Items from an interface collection
+++++
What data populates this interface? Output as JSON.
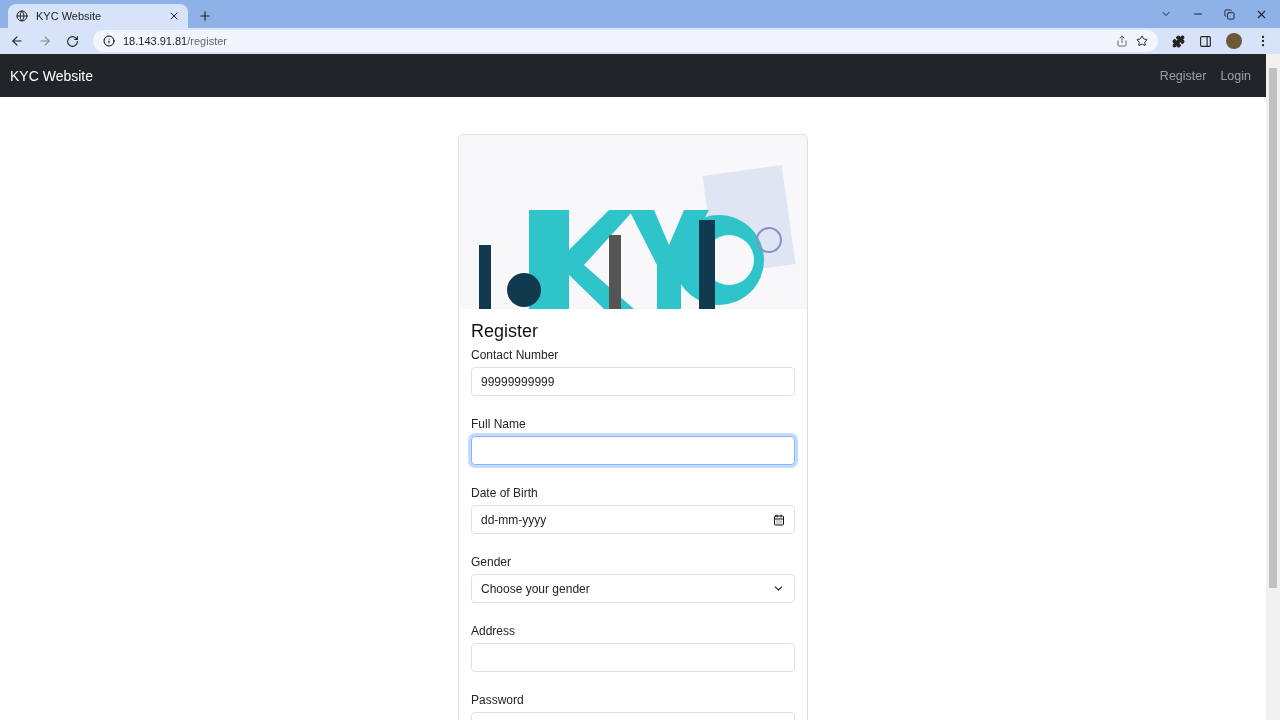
{
  "browser": {
    "tab": {
      "title": "KYC Website"
    },
    "address": {
      "host": "18.143.91.81",
      "path": "/register"
    }
  },
  "navbar": {
    "brand": "KYC Website",
    "links": [
      {
        "label": "Register"
      },
      {
        "label": "Login"
      }
    ]
  },
  "form": {
    "title": "Register",
    "fields": [
      {
        "label": "Contact Number",
        "kind": "text",
        "value": "99999999999",
        "focused": false
      },
      {
        "label": "Full Name",
        "kind": "text",
        "focused": true
      },
      {
        "label": "Date of Birth",
        "kind": "date",
        "placeholder": "dd-mm-yyyy",
        "focused": false
      },
      {
        "label": "Gender",
        "kind": "select",
        "value": "Choose your gender",
        "focused": false
      },
      {
        "label": "Address",
        "kind": "text",
        "focused": false
      },
      {
        "label": "Password",
        "kind": "text",
        "focused": false
      }
    ]
  }
}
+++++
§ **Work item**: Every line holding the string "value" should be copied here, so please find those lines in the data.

§ **Response**:
        "value": "99999999999",
        "value": "Choose your gender",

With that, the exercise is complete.